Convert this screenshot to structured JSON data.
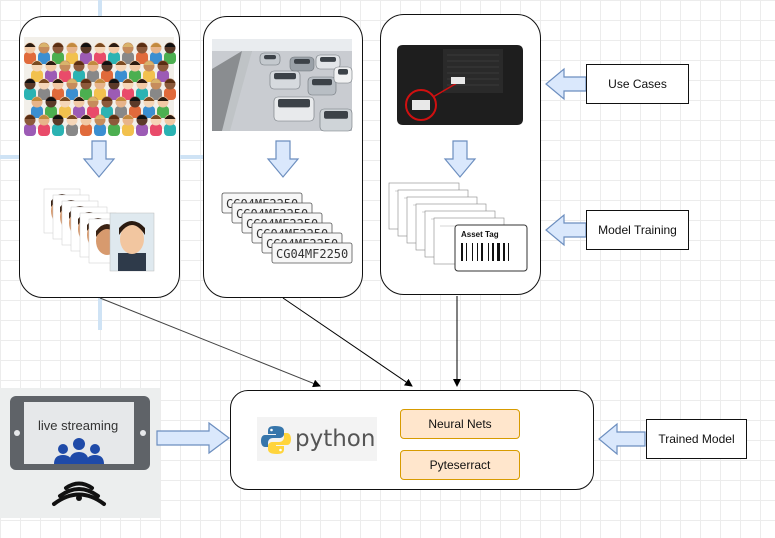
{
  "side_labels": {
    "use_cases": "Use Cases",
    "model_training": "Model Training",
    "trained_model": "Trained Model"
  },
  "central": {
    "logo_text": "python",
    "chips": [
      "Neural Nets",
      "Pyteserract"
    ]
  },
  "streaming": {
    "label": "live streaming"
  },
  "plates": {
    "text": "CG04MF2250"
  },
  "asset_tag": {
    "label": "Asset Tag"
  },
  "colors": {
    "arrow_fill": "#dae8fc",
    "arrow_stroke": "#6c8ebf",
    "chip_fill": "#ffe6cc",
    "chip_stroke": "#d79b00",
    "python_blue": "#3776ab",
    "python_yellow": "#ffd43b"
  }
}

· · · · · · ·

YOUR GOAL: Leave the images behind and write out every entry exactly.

PROBLEM SOLUTION:
Convert this screenshot to structured JSON data.
{
  "side_labels": {
    "use_cases": "Use Cases",
    "model_training": "Model Training",
    "trained_model": "Trained Model"
  },
  "central": {
    "logo_text": "python",
    "chips": [
      "Neural Nets",
      "Pyteserract"
    ]
  },
  "streaming": {
    "label": "live streaming"
  },
  "plates": {
    "text": "CG04MF2250"
  },
  "asset_tag": {
    "label": "Asset Tag"
  },
  "colors": {
    "arrow_fill": "#dae8fc",
    "arrow_stroke": "#6c8ebf",
    "chip_fill": "#ffe6cc",
    "chip_stroke": "#d79b00",
    "python_blue": "#3776ab",
    "python_yellow": "#ffd43b"
  }
}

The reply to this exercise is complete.